▶ [YOUR TASK]
Your reply must be one number: the count of lines in the data below that contain "text".

[Entries from a dataset of interfaces]

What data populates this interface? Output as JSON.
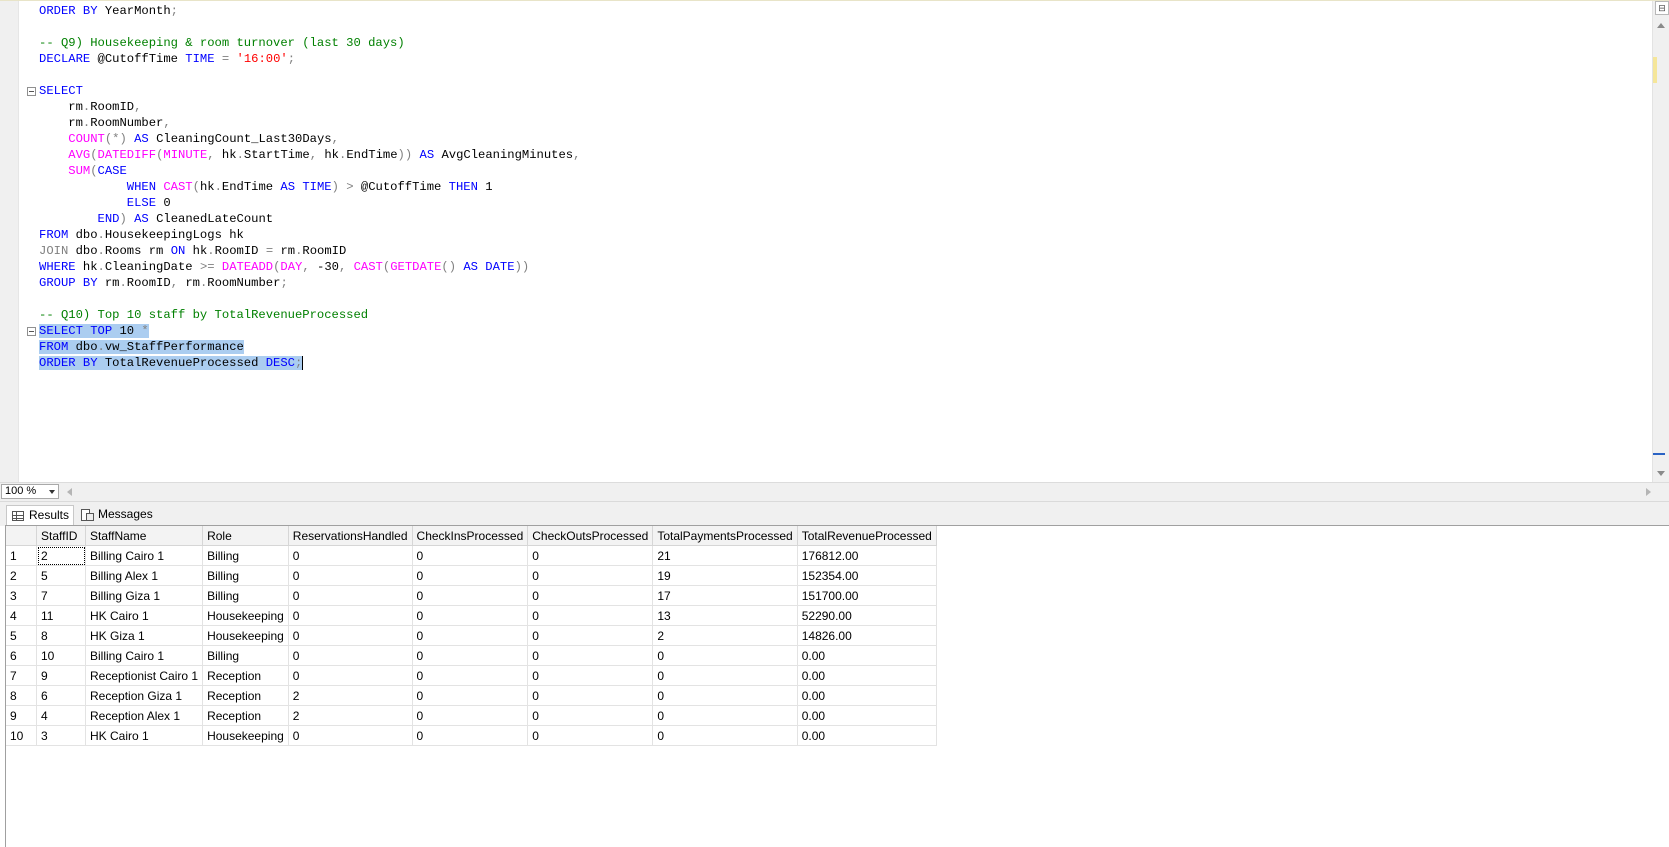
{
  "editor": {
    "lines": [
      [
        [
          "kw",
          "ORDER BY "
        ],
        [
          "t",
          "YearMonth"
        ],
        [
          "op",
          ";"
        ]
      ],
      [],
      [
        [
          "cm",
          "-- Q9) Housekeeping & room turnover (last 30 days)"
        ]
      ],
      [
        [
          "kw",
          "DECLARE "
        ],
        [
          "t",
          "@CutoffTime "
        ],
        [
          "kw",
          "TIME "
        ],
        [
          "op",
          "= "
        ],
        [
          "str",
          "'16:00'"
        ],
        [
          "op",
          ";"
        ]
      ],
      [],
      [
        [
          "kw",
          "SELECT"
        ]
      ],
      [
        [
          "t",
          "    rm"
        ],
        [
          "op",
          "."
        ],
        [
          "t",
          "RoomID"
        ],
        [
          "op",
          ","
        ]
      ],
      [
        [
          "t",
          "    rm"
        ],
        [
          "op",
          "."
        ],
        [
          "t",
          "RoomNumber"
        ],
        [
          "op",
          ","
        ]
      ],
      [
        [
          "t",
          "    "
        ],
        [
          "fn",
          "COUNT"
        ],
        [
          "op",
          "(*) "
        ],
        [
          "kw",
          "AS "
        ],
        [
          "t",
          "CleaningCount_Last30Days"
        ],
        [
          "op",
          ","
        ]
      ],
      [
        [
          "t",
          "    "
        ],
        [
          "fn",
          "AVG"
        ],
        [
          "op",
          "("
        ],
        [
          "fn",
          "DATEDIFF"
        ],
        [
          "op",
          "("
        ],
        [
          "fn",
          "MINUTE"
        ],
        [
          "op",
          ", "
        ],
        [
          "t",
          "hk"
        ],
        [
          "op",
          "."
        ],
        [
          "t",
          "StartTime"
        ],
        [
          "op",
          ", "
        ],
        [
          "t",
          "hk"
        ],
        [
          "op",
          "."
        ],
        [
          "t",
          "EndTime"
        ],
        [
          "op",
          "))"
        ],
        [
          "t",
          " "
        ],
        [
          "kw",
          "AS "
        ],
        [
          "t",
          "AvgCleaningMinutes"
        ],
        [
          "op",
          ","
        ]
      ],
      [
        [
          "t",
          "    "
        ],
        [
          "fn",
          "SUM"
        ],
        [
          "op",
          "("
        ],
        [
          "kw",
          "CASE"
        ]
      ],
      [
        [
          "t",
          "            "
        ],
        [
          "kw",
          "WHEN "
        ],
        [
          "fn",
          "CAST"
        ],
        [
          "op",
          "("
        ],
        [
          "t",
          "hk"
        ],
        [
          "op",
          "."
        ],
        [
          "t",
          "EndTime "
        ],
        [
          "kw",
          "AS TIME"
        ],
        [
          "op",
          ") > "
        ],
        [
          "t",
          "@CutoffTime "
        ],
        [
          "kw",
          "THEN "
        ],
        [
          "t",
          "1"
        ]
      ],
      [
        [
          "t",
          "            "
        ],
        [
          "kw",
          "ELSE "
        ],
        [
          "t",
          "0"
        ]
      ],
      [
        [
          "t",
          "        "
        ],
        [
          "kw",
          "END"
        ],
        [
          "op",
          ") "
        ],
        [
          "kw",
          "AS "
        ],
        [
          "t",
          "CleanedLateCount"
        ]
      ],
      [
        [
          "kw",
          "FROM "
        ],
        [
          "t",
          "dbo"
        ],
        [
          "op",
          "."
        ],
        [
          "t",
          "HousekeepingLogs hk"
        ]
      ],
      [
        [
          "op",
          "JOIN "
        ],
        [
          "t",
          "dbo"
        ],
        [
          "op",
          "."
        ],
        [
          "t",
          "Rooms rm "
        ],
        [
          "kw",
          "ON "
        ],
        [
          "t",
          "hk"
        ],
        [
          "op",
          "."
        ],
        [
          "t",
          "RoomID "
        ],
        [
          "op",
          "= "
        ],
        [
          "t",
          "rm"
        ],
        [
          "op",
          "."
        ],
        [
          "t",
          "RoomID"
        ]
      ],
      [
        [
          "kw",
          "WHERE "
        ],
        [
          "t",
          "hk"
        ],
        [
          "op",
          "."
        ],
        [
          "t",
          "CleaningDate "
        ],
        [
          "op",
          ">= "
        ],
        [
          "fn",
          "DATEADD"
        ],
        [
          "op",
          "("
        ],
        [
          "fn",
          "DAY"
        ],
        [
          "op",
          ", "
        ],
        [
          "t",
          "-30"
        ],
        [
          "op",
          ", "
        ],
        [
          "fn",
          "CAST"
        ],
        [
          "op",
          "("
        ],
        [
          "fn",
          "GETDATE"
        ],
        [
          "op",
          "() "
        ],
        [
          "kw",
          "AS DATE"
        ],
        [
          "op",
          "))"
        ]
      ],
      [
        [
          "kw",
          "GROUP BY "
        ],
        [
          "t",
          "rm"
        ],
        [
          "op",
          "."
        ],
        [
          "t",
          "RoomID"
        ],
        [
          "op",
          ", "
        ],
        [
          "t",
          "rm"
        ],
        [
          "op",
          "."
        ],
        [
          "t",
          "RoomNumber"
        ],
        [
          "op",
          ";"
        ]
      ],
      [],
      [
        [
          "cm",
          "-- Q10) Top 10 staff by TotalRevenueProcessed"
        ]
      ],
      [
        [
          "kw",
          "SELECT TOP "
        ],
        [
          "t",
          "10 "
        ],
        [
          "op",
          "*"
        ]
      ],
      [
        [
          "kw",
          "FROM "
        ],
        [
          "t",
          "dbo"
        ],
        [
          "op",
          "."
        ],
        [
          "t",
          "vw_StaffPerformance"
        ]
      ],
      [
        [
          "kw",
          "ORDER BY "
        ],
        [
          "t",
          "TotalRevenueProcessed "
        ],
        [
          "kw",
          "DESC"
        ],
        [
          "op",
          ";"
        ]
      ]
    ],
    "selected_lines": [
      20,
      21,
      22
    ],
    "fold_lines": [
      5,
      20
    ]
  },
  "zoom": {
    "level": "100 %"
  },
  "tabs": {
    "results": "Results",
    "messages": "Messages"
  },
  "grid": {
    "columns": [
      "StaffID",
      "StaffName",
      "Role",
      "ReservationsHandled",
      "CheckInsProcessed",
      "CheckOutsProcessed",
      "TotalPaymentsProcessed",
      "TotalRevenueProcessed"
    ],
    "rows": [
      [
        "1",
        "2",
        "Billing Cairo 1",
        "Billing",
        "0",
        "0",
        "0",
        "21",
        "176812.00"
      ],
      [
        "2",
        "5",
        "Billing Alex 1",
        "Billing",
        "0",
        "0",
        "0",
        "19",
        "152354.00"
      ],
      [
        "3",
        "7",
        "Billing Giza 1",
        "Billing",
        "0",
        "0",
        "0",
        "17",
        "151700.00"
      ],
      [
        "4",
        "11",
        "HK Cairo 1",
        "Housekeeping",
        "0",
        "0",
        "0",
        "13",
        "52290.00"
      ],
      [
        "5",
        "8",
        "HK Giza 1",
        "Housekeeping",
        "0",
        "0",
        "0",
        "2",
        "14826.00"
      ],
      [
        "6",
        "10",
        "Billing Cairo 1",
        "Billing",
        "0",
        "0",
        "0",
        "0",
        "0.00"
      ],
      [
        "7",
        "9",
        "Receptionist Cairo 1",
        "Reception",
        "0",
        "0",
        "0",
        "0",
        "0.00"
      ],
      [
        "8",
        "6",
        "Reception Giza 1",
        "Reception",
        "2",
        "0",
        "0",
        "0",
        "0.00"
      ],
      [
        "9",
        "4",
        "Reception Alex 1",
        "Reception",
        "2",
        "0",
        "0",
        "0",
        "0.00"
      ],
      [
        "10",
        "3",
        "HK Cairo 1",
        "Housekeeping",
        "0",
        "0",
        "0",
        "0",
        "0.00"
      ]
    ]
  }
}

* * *

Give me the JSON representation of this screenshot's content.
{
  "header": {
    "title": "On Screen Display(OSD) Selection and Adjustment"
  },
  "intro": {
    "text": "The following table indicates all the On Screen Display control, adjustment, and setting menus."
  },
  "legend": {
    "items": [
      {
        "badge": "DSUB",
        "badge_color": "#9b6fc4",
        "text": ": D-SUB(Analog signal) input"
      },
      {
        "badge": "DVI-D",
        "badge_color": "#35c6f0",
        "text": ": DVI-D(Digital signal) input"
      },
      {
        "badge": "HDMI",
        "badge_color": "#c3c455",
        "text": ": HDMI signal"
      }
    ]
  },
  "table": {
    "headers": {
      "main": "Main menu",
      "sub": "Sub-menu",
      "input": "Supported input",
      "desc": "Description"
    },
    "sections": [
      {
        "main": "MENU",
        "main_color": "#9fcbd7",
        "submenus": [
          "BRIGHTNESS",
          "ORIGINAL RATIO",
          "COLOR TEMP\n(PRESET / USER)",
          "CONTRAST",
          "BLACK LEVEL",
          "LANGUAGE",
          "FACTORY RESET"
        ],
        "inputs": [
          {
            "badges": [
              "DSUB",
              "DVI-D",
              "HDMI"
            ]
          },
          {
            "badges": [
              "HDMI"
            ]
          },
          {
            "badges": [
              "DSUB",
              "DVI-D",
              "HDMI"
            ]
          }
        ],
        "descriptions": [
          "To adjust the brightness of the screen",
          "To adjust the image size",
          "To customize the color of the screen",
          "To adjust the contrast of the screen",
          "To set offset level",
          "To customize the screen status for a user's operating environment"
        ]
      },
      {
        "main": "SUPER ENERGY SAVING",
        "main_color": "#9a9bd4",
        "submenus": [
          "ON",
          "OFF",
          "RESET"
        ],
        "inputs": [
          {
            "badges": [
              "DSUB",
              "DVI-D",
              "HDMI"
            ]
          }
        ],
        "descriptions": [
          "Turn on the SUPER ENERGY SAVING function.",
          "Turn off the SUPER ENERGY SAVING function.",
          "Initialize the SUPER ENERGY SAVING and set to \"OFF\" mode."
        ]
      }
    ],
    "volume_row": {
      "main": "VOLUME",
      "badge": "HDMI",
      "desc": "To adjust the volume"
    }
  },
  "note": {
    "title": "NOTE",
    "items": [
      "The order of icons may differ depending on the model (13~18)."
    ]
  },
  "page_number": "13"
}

▶ [ANSWER AREA]
4